I love a good ruin. While I understand the urgency of need for shelter among the homeless of the world and I generally don’t condone waste, the beauty of a derelict and decaying building speaks to me of history, mystery and longing. The reclamation of the ruin by nature, so astoundingly quick in geological terms, appears in the lifetime of a human to be perversely slow, creeping up and catching observers unawares. Deferred maintenance–a term that has taken on a modern oxymoronic twist I despise, given that such deferral is really deference to eventual wrack and ruin of a very irresponsible sort–becomes dire in what seems to have been the length of the watchman’s single circuit, and when we come back to the front door of the property we thought we’d only just circumambulated, it’s already hanging by one rusty hinge.
The character in and inherent fairytales posed by ancient ruins are naturally enhanced and perhaps exaggerated by their superior age, so a once-fine castle or cathedral, stone cottage or pillared temple has an advantage in terms of potential drama. But I am equally fond of a tumble-down shed or an industrial derelict, for nothing in its skeletal state lacks the piquant possibility of backstory as the mind attempts to re-flesh it with purpose and activity. Given half a chance, I might attempt to revive the corpse in the way that I went with cousins and undertook the rehabilitation of an abandoned cabin near our grandpa’s when we were young, because the romance of emptiness is that it’s always seemingly waiting for something special to happen. On the other hand, spending time in a ruin only to contemplate what did or might happen there can be just as alluring.
In this regard, I suppose I think of ruins as endlessly optimistic, though it may seem quite contradictory: the sense of their potential, whether for new life or for telling their stories of what has gone before, tends to outweigh the sense of sorrow that is in their current state of dishevelment and disrepute.
I wonder, then, how I so often forget to see imperfect looking people in the same way.
I understand what you mean about seeing the potential and the stories that could be told too Kathryn. I have a bit of a thing for urban decay and industrial wasteland…… so much history there in the remains.
Nothing quite like being amid ruins for making me believe in parallel universes: the sense of palpable history and potential is so strong!
I always tell Pete when we are in an old building or a derelict one that I can feel the history – wish I knew the stories each place has seen – can you just imagine!
Have a beautiful weekend Kath.
🙂 Mandy xoxo
Yes, as you can see by my comment to Claire above, I know exactly what you mean.

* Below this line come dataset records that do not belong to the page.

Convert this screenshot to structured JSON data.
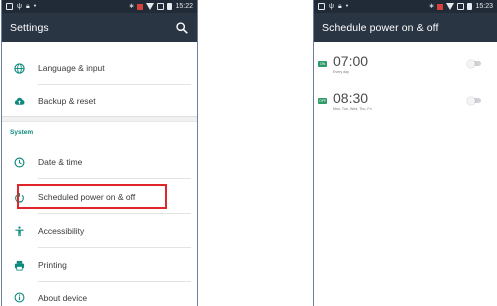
{
  "left_screen": {
    "status_time": "15:22",
    "title": "Settings",
    "items_top": [
      {
        "label": "Language & input",
        "icon": "globe-icon"
      },
      {
        "label": "Backup & reset",
        "icon": "cloud-upload-icon"
      }
    ],
    "section_header": "System",
    "items_system": [
      {
        "label": "Date & time",
        "icon": "clock-icon"
      },
      {
        "label": "Scheduled power on & off",
        "icon": "power-clock-icon"
      },
      {
        "label": "Accessibility",
        "icon": "accessibility-icon"
      },
      {
        "label": "Printing",
        "icon": "printer-icon"
      },
      {
        "label": "About device",
        "icon": "info-icon"
      }
    ]
  },
  "right_screen": {
    "status_time": "15:23",
    "title": "Schedule power on & off",
    "schedules": [
      {
        "badge": "ON",
        "time": "07:00",
        "days": "Every day",
        "enabled": false
      },
      {
        "badge": "OFF",
        "time": "08:30",
        "days": "Mon, Tue, Wed, Thu, Fri",
        "enabled": false
      }
    ]
  },
  "colors": {
    "app_bar": "#2a3544",
    "status_bar": "#212b38",
    "accent_teal": "#0f8a7e",
    "highlight_red": "#e0262a",
    "badge_green": "#2e9b67"
  }
}
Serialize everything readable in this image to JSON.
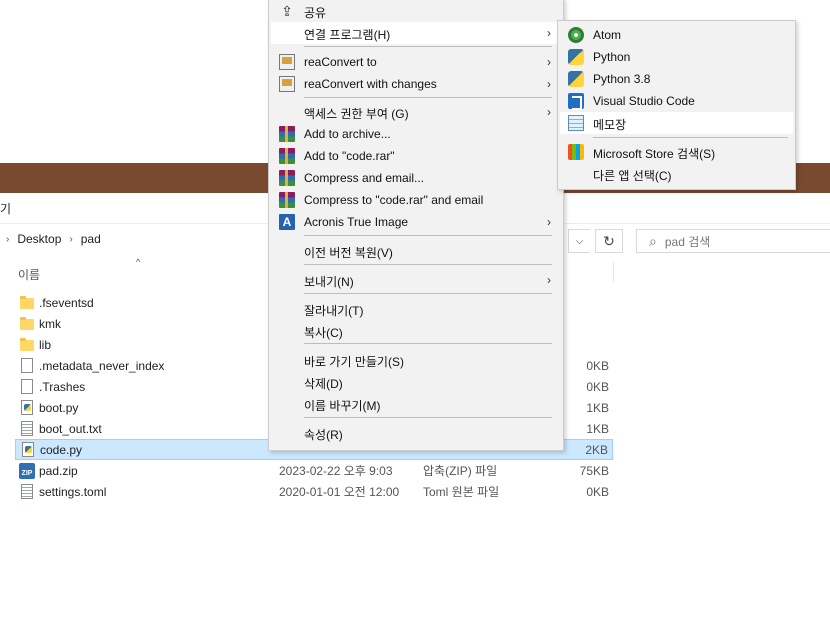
{
  "explorer": {
    "command_label": "기",
    "breadcrumb": [
      "Desktop",
      "pad"
    ],
    "search_placeholder": "pad 검색",
    "column_name": "이름",
    "files": [
      {
        "name": ".fseventsd",
        "icon": "folder-icon",
        "date": "",
        "type": "",
        "size": ""
      },
      {
        "name": "kmk",
        "icon": "folder-icon",
        "date": "",
        "type": "",
        "size": ""
      },
      {
        "name": "lib",
        "icon": "folder-icon",
        "date": "",
        "type": "",
        "size": ""
      },
      {
        "name": ".metadata_never_index",
        "icon": "file-icon",
        "date": "",
        "type": "",
        "size": "0KB"
      },
      {
        "name": ".Trashes",
        "icon": "file-icon",
        "date": "",
        "type": "",
        "size": "0KB"
      },
      {
        "name": "boot.py",
        "icon": "python-file-icon",
        "date": "",
        "type": "",
        "size": "1KB"
      },
      {
        "name": "boot_out.txt",
        "icon": "text-file-icon",
        "date": "",
        "type": "",
        "size": "1KB"
      },
      {
        "name": "code.py",
        "icon": "python-file-icon",
        "date": "",
        "type": "",
        "size": "2KB",
        "selected": true
      },
      {
        "name": "pad.zip",
        "icon": "zip-icon",
        "date": "2023-02-22 오후 9:03",
        "type": "압축(ZIP) 파일",
        "size": "75KB"
      },
      {
        "name": "settings.toml",
        "icon": "text-file-icon",
        "date": "2020-01-01 오전 12:00",
        "type": "Toml 원본 파일",
        "size": "0KB"
      }
    ]
  },
  "context_menu": {
    "items": [
      {
        "label": "공유",
        "icon": "share-icon"
      },
      {
        "label": "연결 프로그램(H)",
        "submenu": true,
        "highlighted": true
      },
      {
        "label": "reaConvert to",
        "icon": "reaconvert-icon",
        "submenu": true
      },
      {
        "label": "reaConvert with changes",
        "icon": "reaconvert-icon",
        "submenu": true
      },
      {
        "label": "액세스 권한 부여 (G)",
        "submenu": true
      },
      {
        "label": "Add to archive...",
        "icon": "winrar-icon"
      },
      {
        "label": "Add to \"code.rar\"",
        "icon": "winrar-icon"
      },
      {
        "label": "Compress and email...",
        "icon": "winrar-icon"
      },
      {
        "label": "Compress to \"code.rar\" and email",
        "icon": "winrar-icon"
      },
      {
        "label": "Acronis True Image",
        "icon": "acronis-icon",
        "submenu": true
      },
      {
        "label": "이전 버전 복원(V)"
      },
      {
        "label": "보내기(N)",
        "submenu": true
      },
      {
        "label": "잘라내기(T)"
      },
      {
        "label": "복사(C)"
      },
      {
        "label": "바로 가기 만들기(S)"
      },
      {
        "label": "삭제(D)"
      },
      {
        "label": "이름 바꾸기(M)"
      },
      {
        "label": "속성(R)"
      }
    ]
  },
  "open_with_submenu": {
    "items": [
      {
        "label": "Atom",
        "icon": "atom-icon"
      },
      {
        "label": "Python",
        "icon": "python-icon"
      },
      {
        "label": "Python 3.8",
        "icon": "python-icon"
      },
      {
        "label": "Visual Studio Code",
        "icon": "vscode-icon"
      },
      {
        "label": "메모장",
        "icon": "notepad-icon",
        "highlighted": true
      },
      {
        "label": "Microsoft Store 검색(S)",
        "icon": "store-icon"
      },
      {
        "label": "다른 앱 선택(C)"
      }
    ]
  },
  "glyphs": {
    "submenu_arrow": "›",
    "chevron_right": "›",
    "dropdown": "⌵",
    "refresh": "↻",
    "search": "⌕",
    "sort_up": "^"
  }
}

Such secrets! Such mystery! Such hope!
It’s been too many weekends since you wrote this, I know, but generally they’ve been quite beautiful, not least of all because now they’re part of *my* history. 😉
Many hugs, Mandy! 🙂
Your last line is a good extrapolation.
Good, maybe; frustratingly true, definitely!
I agree with you, Kathryn, and these lines say it all, “the sense of their potential, whether for new life or for telling their stories of what has gone before, tends to outweigh the sense of sorrow that is in their current state of dishevelment and disrepute.” And then to end your post with such profoundness! Something for us all to ponder…xo
I’m in a little more of a ponderous pondering mood today, a bit melancholy and feeling my facade is crumbling slightly–and thinking that maybe I need to allow *myself* a little space for positive interpretation too. 😉